Chad Sweeney

The Glass Anvil


is rising

through green air

migrations of rare

and delicate


locust        horseshoe

radio wave






clouds resound in

vermillion the source

of the river is

found the glass anvil


the sahara

cattle bones


like a motive






every window of this

building is one

distance in the anvil

a shape goes up

from the prairie fire






where nets are drying

a minor official

in the history

of water where

is the anvil






of course there is listen

to hollows

when no one

not even you is

in the house







every stone that fell

set loose one


on the surfaces of glass

how to locate that capital

in the tops of maples






no past no


transparent and

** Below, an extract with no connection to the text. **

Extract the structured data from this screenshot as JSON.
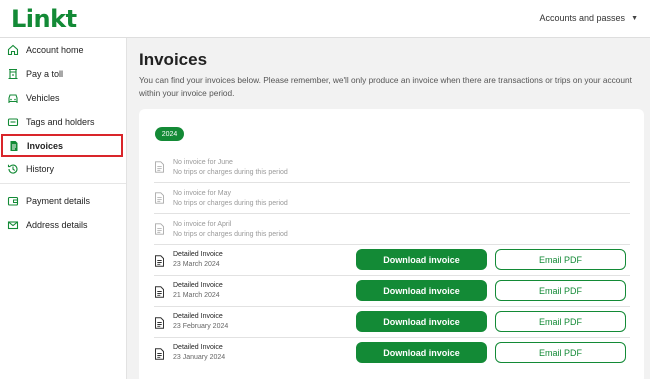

or a box

turned inside out

has no secrets left

don’t pretend

you don’t see it

this evening

in the pale

light of the motel sign






you might mistake it

for a tomb door

or the approach

of a palanquin

with no one inside

each in turn


into shape

lens and mirror


the glass anvil

the autumn night






causes ripple the anvil


streaming with lights

for an instant

the heart of a bus driver

is visible

what could it be








a shape goes up

from the prairie fire

the wind of helicopters

everything inside

is outside






that made the glass anvil

is there

hammer fine

enough to strike it







or the top rung

of a ladder


over the canyon the day

my father died the glass

anvil was no use to me







at the junkyard

red dunes


in the glass

it’s trying to remember







where clouds were yesterday


where clouds were


the convergence

of a river

grammar a hive

of angels

marks one corner

of the glass







my childhood stood in a field

and shouted

the glass anvil

regarded me

from inside the air



Chad Sweeney is the author of five books of poetry, including White Martini of the Apocalypse (Marick Press), Parable of Hide and Seek (Alice James), Arranging the Blaze (Anhinga), and Wolf’s Milk: The Lost Notebooks of Juan Sweeney (Forklift Books). He is co-translator of The Art of Stepping Through Time: Selected Poems of contemporary Iranian poet, H.E. Sayeh (White Pine) and translator of Pablo Neruda’s final collection The Call to Destroy Nixon and to Advance the Chilean Revolution (Marick, forthcoming). Sweeney’s poems have appeared in Best American Poetry, The Pushcart Prize Anthology, American Poetry Review, New American Writing and The Writer’s Almanac. While facilitating workshops with at-risk youth in San Francisco he edited the anthology Days I Moved Through Ordinary Sounds: the Teaching Artists of WritersCorps in Poetry and Prose (City Lights). Chad teaches in the MFA program at California State University San Bernardino where he edits Ghost Town ( He lives in Redlands with his wife, poet Jennifer K. Sweeney, and their sons, Liam and Forest.